I didn’t buy my son a bunch of trains to play with when he was born. I didn’t tell him bedtime stories about monster truck rallies or put a football in his crib when he was in the hospital, as they do in Massillon, Ohio, near where I grew up.
I treated Elijah, nearly 22 months old now, like a blank slate. It turns out that might have been a flawed assumption.
An experiment by a professor at Cambridge University found that newborns just 24 hours old already show some differences in behavior and interest based on gender. As described here, when shown a human face and a mechanical mobile for the same length of time, a girl’s stare tended to linger longer on the face — alive and full of emotion — as opposed to the boy’s, which preferred the mobile.
In my son’s case, that would be an automobile. “Truck” was one of the first words that he learned. His favorite activities these days include watching the garbage truck roll by and reading at least once a day a book all about cars and trucks. (Never mind that the assembled vehicles include a hot dog on wheels.)

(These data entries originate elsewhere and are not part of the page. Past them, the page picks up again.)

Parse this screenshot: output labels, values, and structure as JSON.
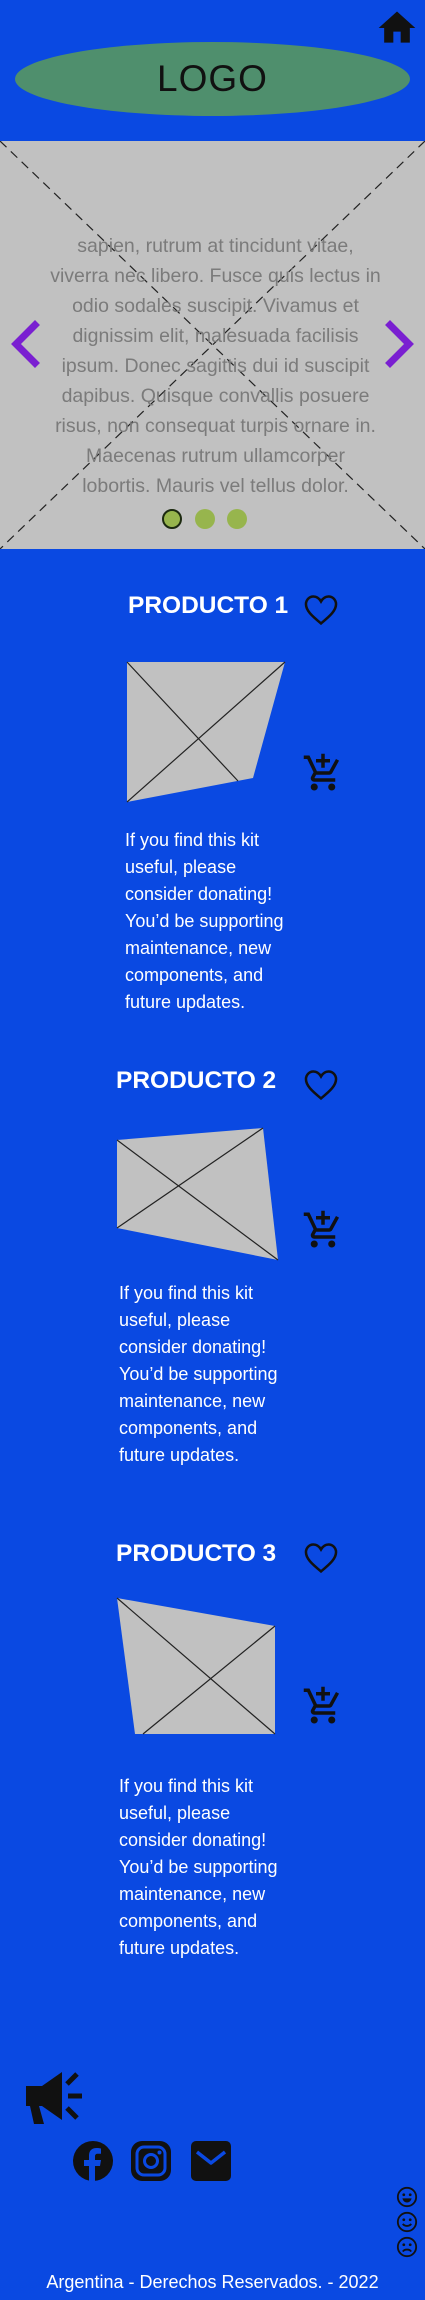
{
  "header": {
    "logo": "LOGO"
  },
  "carousel": {
    "text_lines": [
      "sapien, rutrum at tincidunt vitae,",
      "viverra nec libero. Fusce quis lectus in",
      "odio sodales suscipit. Vivamus et",
      "dignissim elit, malesuada facilisis",
      "ipsum. Donec sagittis dui id suscipit",
      "dapibus. Quisque convallis posuere",
      "risus, non consequat turpis ornare in.",
      "Maecenas rutrum ullamcorper",
      "lobortis. Mauris vel tellus dolor."
    ],
    "dots_count": 3,
    "active_dot": 1
  },
  "products": [
    {
      "title": "PRODUCTO 1",
      "description_lines": [
        "If you find this kit",
        "useful, please",
        "consider donating!",
        "You’d be supporting",
        "maintenance, new",
        "components, and",
        "future updates."
      ]
    },
    {
      "title": "PRODUCTO 2",
      "description_lines": [
        "If you find this kit",
        "useful, please",
        "consider donating!",
        "You’d be supporting",
        "maintenance, new",
        "components, and",
        "future updates."
      ]
    },
    {
      "title": "PRODUCTO 3",
      "description_lines": [
        "If you find this kit",
        "useful, please",
        "consider donating!",
        "You’d be supporting",
        "maintenance, new",
        "components, and",
        "future updates."
      ]
    }
  ],
  "icons": {
    "home": "home-icon",
    "arrow_left": "chevron-left-icon",
    "arrow_right": "chevron-right-icon",
    "favorite": "heart-icon",
    "cart": "add-to-cart-icon",
    "megaphone": "megaphone-icon",
    "facebook": "facebook-icon",
    "instagram": "instagram-icon",
    "mail": "mail-icon",
    "emoji_happy": "happy-face-icon",
    "emoji_neutral": "smile-face-icon",
    "emoji_sad": "sad-face-icon"
  },
  "colors": {
    "background": "#0a49e2",
    "logo_ellipse": "#4f8f6d",
    "carousel_bg": "#c1c1c1",
    "carousel_text": "#7b7b7b",
    "arrow": "#7a1fd1",
    "dot": "#97b54d",
    "placeholder": "#c1c1c1"
  },
  "footer": {
    "copyright": "Argentina - Derechos Reservados. - 2022"
  }
}
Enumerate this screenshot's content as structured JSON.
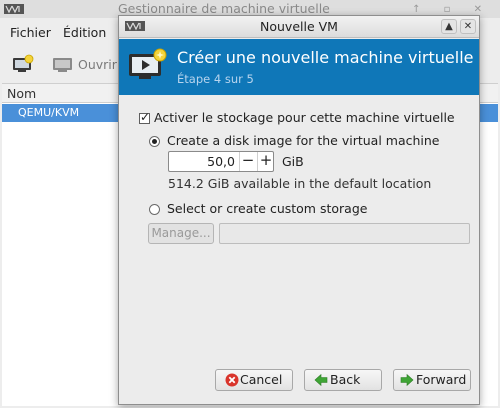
{
  "main_window": {
    "title": "Gestionnaire de machine virtuelle",
    "menu": [
      "Fichier",
      "Édition"
    ],
    "toolbar": {
      "open_label": "Ouvrir"
    },
    "list_header": "Nom",
    "connections": [
      {
        "label": "QEMU/KVM"
      }
    ]
  },
  "dialog": {
    "title": "Nouvelle VM",
    "header": {
      "title": "Créer une nouvelle machine virtuelle",
      "step": "Étape 4 sur 5"
    },
    "storage": {
      "enable_label": "Activer le stockage pour cette machine virtuelle",
      "enable_checked": true,
      "create_disk_label": "Create a disk image for the virtual machine",
      "create_disk_selected": true,
      "disk_size": "50,0",
      "disk_unit": "GiB",
      "available": "514.2 GiB available in the default location",
      "custom_label": "Select or create custom storage",
      "custom_selected": false,
      "manage_label": "Manage...",
      "custom_path": ""
    },
    "buttons": {
      "cancel": "Cancel",
      "back": "Back",
      "forward": "Forward"
    }
  },
  "colors": {
    "header_bg": "#0f77b8",
    "selection": "#4a90d9",
    "cancel_icon": "#d9342b",
    "nav_icon": "#3fa535"
  }
}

Elijah’s fascination with looking at these machines is dwarfed only by his desire to drive them. If I take just a moment too long to close the car door, he sneaks in, heaves himself up to the driver’s seat, and takes the wheel. He’ll honk the horn and turn on the and windshield wipers with delight. To him, it’s the greatest toy on earth.
It turns out that’s just one of many developmental differences that researchers have found between young boys and girls. As this article explains, boys are more fearless and squirm, wiggle, and kick more frequently; girls are more likely to say their first words sooner and excel at fine motor skills.
I’d like to enter my own research into the record as well: boys are more reckless and sloppy. Most female toddlers that I’ve seen eat are very deliberate, slow, and careful with their food. Mine is not.
Consider Monday’s lunch, during which Elijah grabbed a piece of turkey and bit a hole in the middle. He then placed it on the table and “bonked” it with his fist — his word, not mine — then slid it around the tabletop to clean up the rest of his mess.
Next came the coup de grace. Elijah tore the turkey into small pieces and stacked them in his open left hand, announced “Night, night!” and laid his head on that same hand as if he was going to sleep. Then finally, mercifully, the turkey found a happy home in his mouth.
This would not happen with a girl.
For months I thought that this sort of thing wouldn’t happen with anyone else, so it’s actually a relief when I see other boys acting this way. Elijah may be on Pluto, but at least he’s not alone.